**PROBLEM STATEMENT:** For this exercise, write out the full listing that follows exactly and skip its pictures.

**SUPPLIED ENTRIES:**
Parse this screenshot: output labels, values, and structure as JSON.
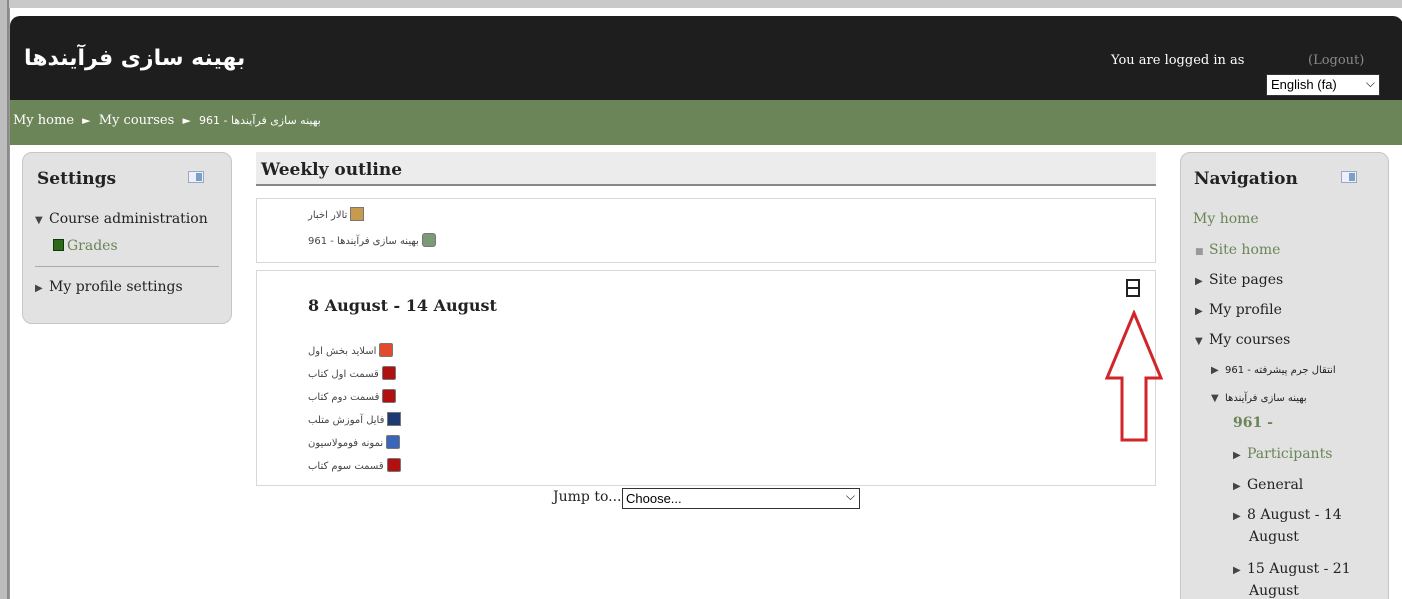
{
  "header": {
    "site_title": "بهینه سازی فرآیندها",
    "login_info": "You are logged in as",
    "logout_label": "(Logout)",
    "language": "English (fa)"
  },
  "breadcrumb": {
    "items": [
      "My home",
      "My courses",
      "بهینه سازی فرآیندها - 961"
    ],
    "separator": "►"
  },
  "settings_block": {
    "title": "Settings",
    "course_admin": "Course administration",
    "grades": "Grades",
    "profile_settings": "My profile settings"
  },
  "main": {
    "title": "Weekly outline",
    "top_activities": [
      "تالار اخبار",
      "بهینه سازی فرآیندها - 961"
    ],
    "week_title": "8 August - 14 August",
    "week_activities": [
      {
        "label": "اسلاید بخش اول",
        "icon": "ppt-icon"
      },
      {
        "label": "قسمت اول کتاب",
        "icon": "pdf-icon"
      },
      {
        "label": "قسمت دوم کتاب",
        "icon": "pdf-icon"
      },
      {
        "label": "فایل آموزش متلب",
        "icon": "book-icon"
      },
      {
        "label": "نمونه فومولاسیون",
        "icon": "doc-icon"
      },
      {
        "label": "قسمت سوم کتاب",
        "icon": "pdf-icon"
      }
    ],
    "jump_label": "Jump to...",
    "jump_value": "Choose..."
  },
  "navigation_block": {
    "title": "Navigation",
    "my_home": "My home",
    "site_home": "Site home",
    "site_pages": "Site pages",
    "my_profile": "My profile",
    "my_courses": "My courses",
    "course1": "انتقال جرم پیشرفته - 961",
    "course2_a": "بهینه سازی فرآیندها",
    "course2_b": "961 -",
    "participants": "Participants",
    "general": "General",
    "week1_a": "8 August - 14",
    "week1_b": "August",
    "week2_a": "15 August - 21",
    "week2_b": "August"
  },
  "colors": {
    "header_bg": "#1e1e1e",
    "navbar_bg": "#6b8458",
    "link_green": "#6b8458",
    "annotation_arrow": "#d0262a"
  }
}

**COMPLETED TASK:**
Parse this screenshot: output labels, values, and structure as JSON.
{
  "header": {
    "site_title": "بهینه سازی فرآیندها",
    "login_info": "You are logged in as",
    "logout_label": "(Logout)",
    "language": "English (fa)"
  },
  "breadcrumb": {
    "items": [
      "My home",
      "My courses",
      "بهینه سازی فرآیندها - 961"
    ],
    "separator": "►"
  },
  "settings_block": {
    "title": "Settings",
    "course_admin": "Course administration",
    "grades": "Grades",
    "profile_settings": "My profile settings"
  },
  "main": {
    "title": "Weekly outline",
    "top_activities": [
      "تالار اخبار",
      "بهینه سازی فرآیندها - 961"
    ],
    "week_title": "8 August - 14 August",
    "week_activities": [
      {
        "label": "اسلاید بخش اول",
        "icon": "ppt-icon"
      },
      {
        "label": "قسمت اول کتاب",
        "icon": "pdf-icon"
      },
      {
        "label": "قسمت دوم کتاب",
        "icon": "pdf-icon"
      },
      {
        "label": "فایل آموزش متلب",
        "icon": "book-icon"
      },
      {
        "label": "نمونه فومولاسیون",
        "icon": "doc-icon"
      },
      {
        "label": "قسمت سوم کتاب",
        "icon": "pdf-icon"
      }
    ],
    "jump_label": "Jump to...",
    "jump_value": "Choose..."
  },
  "navigation_block": {
    "title": "Navigation",
    "my_home": "My home",
    "site_home": "Site home",
    "site_pages": "Site pages",
    "my_profile": "My profile",
    "my_courses": "My courses",
    "course1": "انتقال جرم پیشرفته - 961",
    "course2_a": "بهینه سازی فرآیندها",
    "course2_b": "961 -",
    "participants": "Participants",
    "general": "General",
    "week1_a": "8 August - 14",
    "week1_b": "August",
    "week2_a": "15 August - 21",
    "week2_b": "August"
  },
  "colors": {
    "header_bg": "#1e1e1e",
    "navbar_bg": "#6b8458",
    "link_green": "#6b8458",
    "annotation_arrow": "#d0262a"
  }
}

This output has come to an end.